(Provided material)

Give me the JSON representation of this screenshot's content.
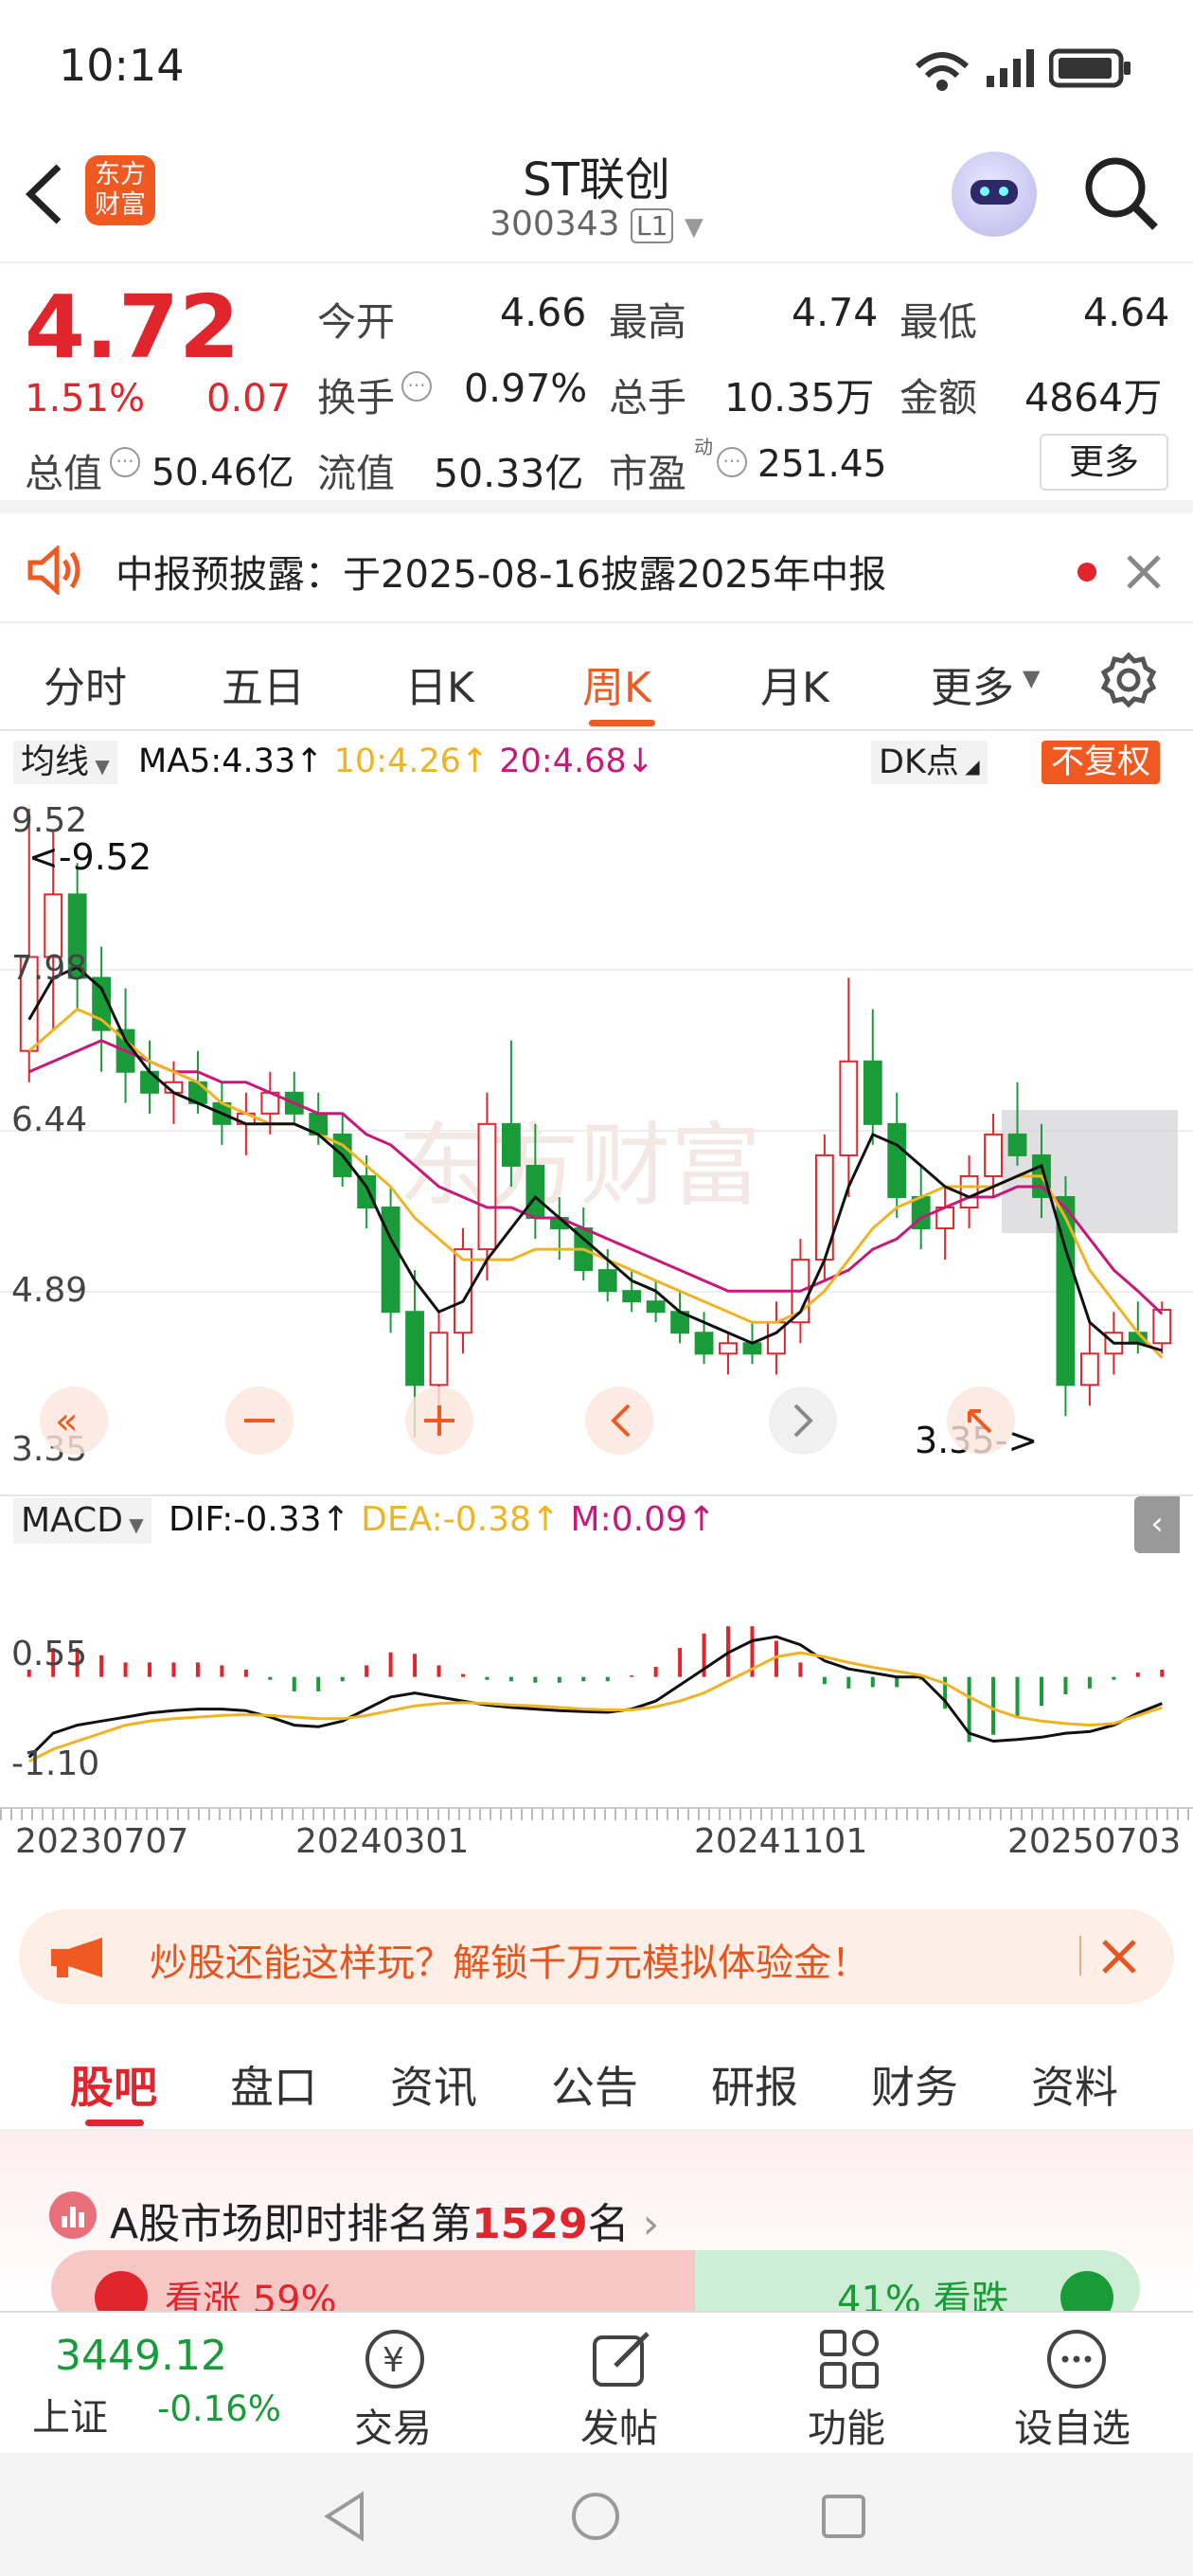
{
  "status": {
    "time": "10:14"
  },
  "header": {
    "logo_line1": "东方",
    "logo_line2": "财富",
    "title": "ST联创",
    "code": "300343",
    "badge": "L1"
  },
  "quote": {
    "price": "4.72",
    "change_pct": "1.51%",
    "change": "0.07",
    "open_label": "今开",
    "open": "4.66",
    "high_label": "最高",
    "high": "4.74",
    "low_label": "最低",
    "low": "4.64",
    "turnover_label": "换手",
    "turnover": "0.97%",
    "volume_label": "总手",
    "volume": "10.35万",
    "amount_label": "金额",
    "amount": "4864万",
    "mktcap_label": "总值",
    "mktcap": "50.46亿",
    "float_label": "流值",
    "float": "50.33亿",
    "pe_label": "市盈",
    "pe_sup": "动",
    "pe": "251.45",
    "more": "更多"
  },
  "notice": {
    "text": "中报预披露：于2025-08-16披露2025年中报"
  },
  "period_tabs": [
    "分时",
    "五日",
    "日K",
    "周K",
    "月K",
    "更多"
  ],
  "active_tab": "周K",
  "chart": {
    "ma_select": "均线",
    "ma5": "MA5:4.33",
    "ma10": "10:4.26",
    "ma20": "20:4.68",
    "dk": "DK点",
    "fuquan": "不复权",
    "y_labels": [
      "9.52",
      "7.98",
      "6.44",
      "4.89",
      "3.35"
    ],
    "high_mark": "<-9.52",
    "low_mark": "3.35->",
    "watermark": "东方财富",
    "macd_select": "MACD",
    "dif": "DIF:-0.33",
    "dea": "DEA:-0.38",
    "m": "M:0.09",
    "macd_y": [
      "0.55",
      "-1.10"
    ],
    "x_labels": [
      "20230707",
      "20240301",
      "20241101",
      "20250703"
    ],
    "colors": {
      "up": "#e0262c",
      "down": "#1a9b3a",
      "ma5": "#111111",
      "ma10": "#f0b323",
      "ma20": "#c8187a"
    }
  },
  "chart_data": {
    "type": "candlestick",
    "x_start": "20230707",
    "x_end": "20250703",
    "ylim": [
      3.35,
      9.52
    ],
    "candles_ohlc": [
      [
        7.2,
        9.52,
        6.9,
        8.1
      ],
      [
        8.1,
        9.3,
        7.4,
        8.7
      ],
      [
        8.7,
        9.0,
        7.6,
        7.9
      ],
      [
        7.9,
        8.2,
        7.0,
        7.4
      ],
      [
        7.4,
        7.8,
        6.7,
        7.0
      ],
      [
        7.0,
        7.3,
        6.6,
        6.8
      ],
      [
        6.8,
        7.1,
        6.5,
        6.9
      ],
      [
        6.9,
        7.2,
        6.6,
        6.7
      ],
      [
        6.7,
        6.9,
        6.3,
        6.5
      ],
      [
        6.5,
        6.8,
        6.2,
        6.6
      ],
      [
        6.6,
        7.0,
        6.4,
        6.8
      ],
      [
        6.8,
        7.0,
        6.5,
        6.6
      ],
      [
        6.6,
        6.8,
        6.3,
        6.4
      ],
      [
        6.4,
        6.6,
        5.9,
        6.0
      ],
      [
        6.0,
        6.2,
        5.5,
        5.7
      ],
      [
        5.7,
        5.9,
        4.5,
        4.7
      ],
      [
        4.7,
        5.1,
        3.5,
        4.0
      ],
      [
        4.0,
        4.7,
        3.7,
        4.5
      ],
      [
        4.5,
        5.5,
        4.3,
        5.3
      ],
      [
        5.3,
        6.8,
        5.0,
        6.5
      ],
      [
        6.5,
        7.3,
        5.9,
        6.1
      ],
      [
        6.1,
        6.5,
        5.4,
        5.6
      ],
      [
        5.6,
        5.8,
        5.2,
        5.5
      ],
      [
        5.5,
        5.7,
        5.0,
        5.1
      ],
      [
        5.1,
        5.3,
        4.8,
        4.9
      ],
      [
        4.9,
        5.1,
        4.7,
        4.8
      ],
      [
        4.8,
        5.0,
        4.6,
        4.7
      ],
      [
        4.7,
        4.9,
        4.4,
        4.5
      ],
      [
        4.5,
        4.7,
        4.2,
        4.3
      ],
      [
        4.3,
        4.5,
        4.1,
        4.4
      ],
      [
        4.4,
        4.6,
        4.2,
        4.3
      ],
      [
        4.3,
        4.8,
        4.1,
        4.6
      ],
      [
        4.6,
        5.4,
        4.4,
        5.2
      ],
      [
        5.2,
        6.4,
        5.0,
        6.2
      ],
      [
        6.2,
        7.9,
        5.8,
        7.1
      ],
      [
        7.1,
        7.6,
        6.3,
        6.5
      ],
      [
        6.5,
        6.8,
        5.6,
        5.8
      ],
      [
        5.8,
        6.1,
        5.3,
        5.5
      ],
      [
        5.5,
        5.9,
        5.2,
        5.7
      ],
      [
        5.7,
        6.2,
        5.5,
        6.0
      ],
      [
        6.0,
        6.6,
        5.8,
        6.4
      ],
      [
        6.4,
        6.9,
        6.1,
        6.2
      ],
      [
        6.2,
        6.5,
        5.6,
        5.8
      ],
      [
        5.8,
        6.0,
        3.7,
        4.0
      ],
      [
        4.0,
        4.6,
        3.8,
        4.3
      ],
      [
        4.3,
        4.7,
        4.1,
        4.5
      ],
      [
        4.5,
        4.8,
        4.3,
        4.4
      ],
      [
        4.4,
        4.8,
        4.3,
        4.72
      ]
    ],
    "ma5": [
      7.5,
      7.9,
      8.0,
      7.8,
      7.3,
      7.0,
      6.8,
      6.7,
      6.6,
      6.5,
      6.5,
      6.5,
      6.4,
      6.2,
      5.9,
      5.4,
      5.0,
      4.7,
      4.8,
      5.2,
      5.5,
      5.8,
      5.6,
      5.4,
      5.2,
      5.0,
      4.9,
      4.7,
      4.6,
      4.5,
      4.4,
      4.5,
      4.7,
      5.2,
      5.9,
      6.4,
      6.3,
      6.1,
      5.9,
      5.8,
      5.9,
      6.0,
      6.1,
      5.3,
      4.6,
      4.4,
      4.4,
      4.33
    ],
    "ma10": [
      7.2,
      7.4,
      7.6,
      7.5,
      7.3,
      7.1,
      7.0,
      6.9,
      6.7,
      6.6,
      6.5,
      6.5,
      6.4,
      6.3,
      6.1,
      5.9,
      5.6,
      5.4,
      5.2,
      5.2,
      5.2,
      5.3,
      5.3,
      5.3,
      5.2,
      5.1,
      5.0,
      4.9,
      4.8,
      4.7,
      4.6,
      4.6,
      4.7,
      4.9,
      5.2,
      5.5,
      5.7,
      5.8,
      5.9,
      5.9,
      5.9,
      6.0,
      6.0,
      5.6,
      5.1,
      4.8,
      4.5,
      4.26
    ],
    "ma20": [
      7.0,
      7.1,
      7.2,
      7.3,
      7.2,
      7.1,
      7.0,
      7.0,
      6.9,
      6.9,
      6.8,
      6.7,
      6.6,
      6.6,
      6.4,
      6.3,
      6.1,
      5.9,
      5.8,
      5.7,
      5.7,
      5.6,
      5.6,
      5.5,
      5.4,
      5.3,
      5.2,
      5.1,
      5.0,
      4.9,
      4.9,
      4.9,
      4.9,
      5.0,
      5.1,
      5.3,
      5.4,
      5.6,
      5.7,
      5.8,
      5.8,
      5.9,
      5.9,
      5.7,
      5.4,
      5.1,
      4.9,
      4.68
    ],
    "macd_ylim": [
      -1.1,
      0.55
    ],
    "dif": [
      -1.0,
      -0.7,
      -0.6,
      -0.55,
      -0.5,
      -0.45,
      -0.42,
      -0.4,
      -0.4,
      -0.42,
      -0.5,
      -0.6,
      -0.62,
      -0.55,
      -0.4,
      -0.25,
      -0.2,
      -0.25,
      -0.3,
      -0.35,
      -0.38,
      -0.4,
      -0.42,
      -0.43,
      -0.44,
      -0.4,
      -0.3,
      -0.1,
      0.1,
      0.3,
      0.45,
      0.5,
      0.4,
      0.2,
      0.1,
      0.05,
      0.0,
      0.0,
      -0.3,
      -0.7,
      -0.8,
      -0.78,
      -0.75,
      -0.7,
      -0.68,
      -0.6,
      -0.45,
      -0.33
    ],
    "dea": [
      -1.05,
      -0.9,
      -0.8,
      -0.7,
      -0.6,
      -0.55,
      -0.52,
      -0.5,
      -0.48,
      -0.47,
      -0.48,
      -0.5,
      -0.52,
      -0.52,
      -0.48,
      -0.42,
      -0.36,
      -0.33,
      -0.32,
      -0.33,
      -0.35,
      -0.36,
      -0.38,
      -0.4,
      -0.41,
      -0.41,
      -0.37,
      -0.3,
      -0.2,
      -0.05,
      0.1,
      0.25,
      0.3,
      0.25,
      0.18,
      0.12,
      0.07,
      0.02,
      -0.08,
      -0.25,
      -0.4,
      -0.5,
      -0.55,
      -0.58,
      -0.6,
      -0.58,
      -0.48,
      -0.38
    ]
  },
  "ad": {
    "text": "炒股还能这样玩？解锁千万元模拟体验金！"
  },
  "content_tabs": [
    "股吧",
    "盘口",
    "资讯",
    "公告",
    "研报",
    "财务",
    "资料"
  ],
  "active_content_tab": "股吧",
  "rank": {
    "prefix": "A股市场即时排名第",
    "rank": "1529",
    "suffix": "名",
    "up": "看涨 59%",
    "down": "41% 看跌"
  },
  "bottom": {
    "index_value": "3449.12",
    "index_name": "上证",
    "index_change": "-0.16%",
    "items": [
      {
        "label": "交易"
      },
      {
        "label": "发帖"
      },
      {
        "label": "功能"
      },
      {
        "label": "设自选"
      }
    ]
  }
}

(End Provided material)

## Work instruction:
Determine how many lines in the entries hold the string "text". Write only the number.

## Completed task:
2